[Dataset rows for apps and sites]
^^^^^^^^^^^^^^^^

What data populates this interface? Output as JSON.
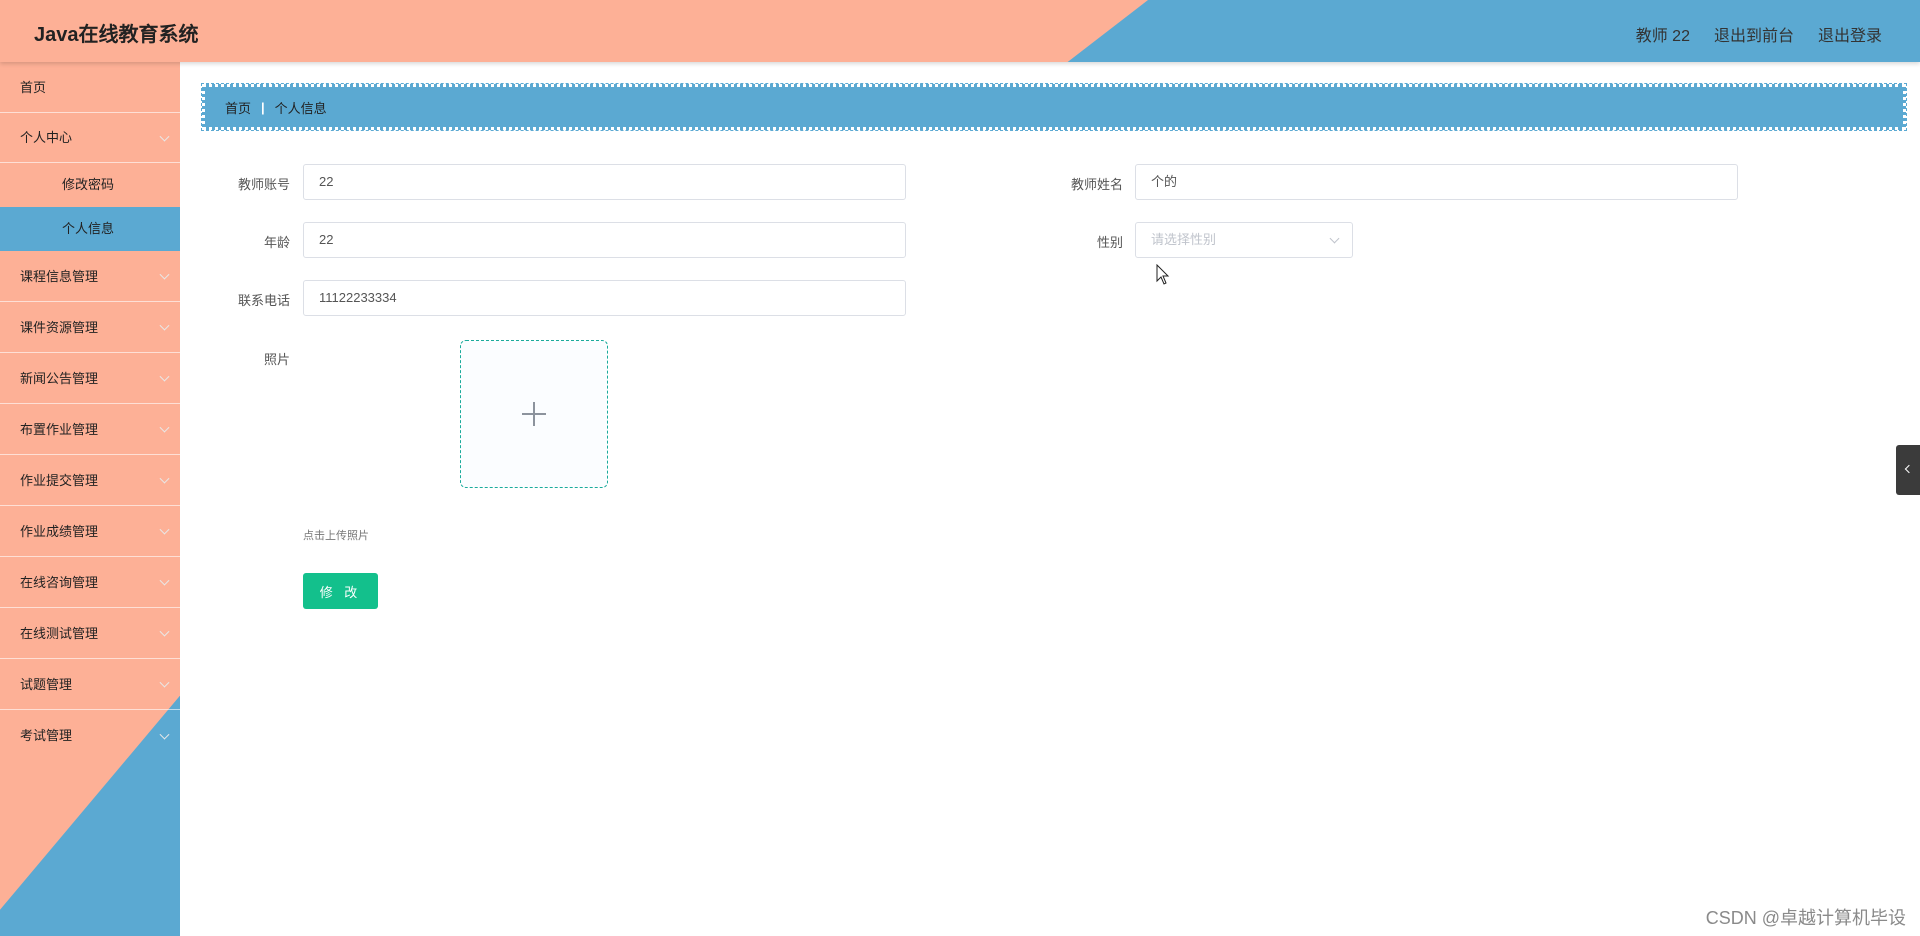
{
  "header": {
    "title": "Java在线教育系统",
    "links": [
      "教师 22",
      "退出到前台",
      "退出登录"
    ]
  },
  "sidebar": {
    "items": [
      {
        "label": "首页",
        "has_arrow": false
      },
      {
        "label": "个人中心",
        "has_arrow": true
      },
      {
        "label": "修改密码",
        "sub": true
      },
      {
        "label": "个人信息",
        "sub": true,
        "active": true
      },
      {
        "label": "课程信息管理",
        "has_arrow": true
      },
      {
        "label": "课件资源管理",
        "has_arrow": true
      },
      {
        "label": "新闻公告管理",
        "has_arrow": true
      },
      {
        "label": "布置作业管理",
        "has_arrow": true
      },
      {
        "label": "作业提交管理",
        "has_arrow": true
      },
      {
        "label": "作业成绩管理",
        "has_arrow": true
      },
      {
        "label": "在线咨询管理",
        "has_arrow": true
      },
      {
        "label": "在线测试管理",
        "has_arrow": true
      },
      {
        "label": "试题管理",
        "has_arrow": true
      },
      {
        "label": "考试管理",
        "has_arrow": true
      }
    ]
  },
  "breadcrumb": {
    "home": "首页",
    "separator": "|",
    "current": "个人信息"
  },
  "form": {
    "account_label": "教师账号",
    "account_value": "22",
    "name_label": "教师姓名",
    "name_value": "个的",
    "age_label": "年龄",
    "age_value": "22",
    "gender_label": "性别",
    "gender_placeholder": "请选择性别",
    "phone_label": "联系电话",
    "phone_value": "11122233334",
    "photo_label": "照片",
    "upload_tip": "点击上传照片",
    "submit_label": "修 改"
  },
  "watermark": "CSDN @卓越计算机毕设",
  "colors": {
    "salmon": "#fdb096",
    "blue": "#5ba9d2",
    "button_green": "#13c08c"
  }
}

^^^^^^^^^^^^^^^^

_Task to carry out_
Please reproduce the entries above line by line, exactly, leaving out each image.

_Written reply_
What data populates this interface? Output as JSON.
{
  "header": {
    "title": "Java在线教育系统",
    "links": [
      "教师 22",
      "退出到前台",
      "退出登录"
    ]
  },
  "sidebar": {
    "items": [
      {
        "label": "首页",
        "has_arrow": false
      },
      {
        "label": "个人中心",
        "has_arrow": true
      },
      {
        "label": "修改密码",
        "sub": true
      },
      {
        "label": "个人信息",
        "sub": true,
        "active": true
      },
      {
        "label": "课程信息管理",
        "has_arrow": true
      },
      {
        "label": "课件资源管理",
        "has_arrow": true
      },
      {
        "label": "新闻公告管理",
        "has_arrow": true
      },
      {
        "label": "布置作业管理",
        "has_arrow": true
      },
      {
        "label": "作业提交管理",
        "has_arrow": true
      },
      {
        "label": "作业成绩管理",
        "has_arrow": true
      },
      {
        "label": "在线咨询管理",
        "has_arrow": true
      },
      {
        "label": "在线测试管理",
        "has_arrow": true
      },
      {
        "label": "试题管理",
        "has_arrow": true
      },
      {
        "label": "考试管理",
        "has_arrow": true
      }
    ]
  },
  "breadcrumb": {
    "home": "首页",
    "separator": "|",
    "current": "个人信息"
  },
  "form": {
    "account_label": "教师账号",
    "account_value": "22",
    "name_label": "教师姓名",
    "name_value": "个的",
    "age_label": "年龄",
    "age_value": "22",
    "gender_label": "性别",
    "gender_placeholder": "请选择性别",
    "phone_label": "联系电话",
    "phone_value": "11122233334",
    "photo_label": "照片",
    "upload_tip": "点击上传照片",
    "submit_label": "修 改"
  },
  "watermark": "CSDN @卓越计算机毕设",
  "colors": {
    "salmon": "#fdb096",
    "blue": "#5ba9d2",
    "button_green": "#13c08c"
  }
}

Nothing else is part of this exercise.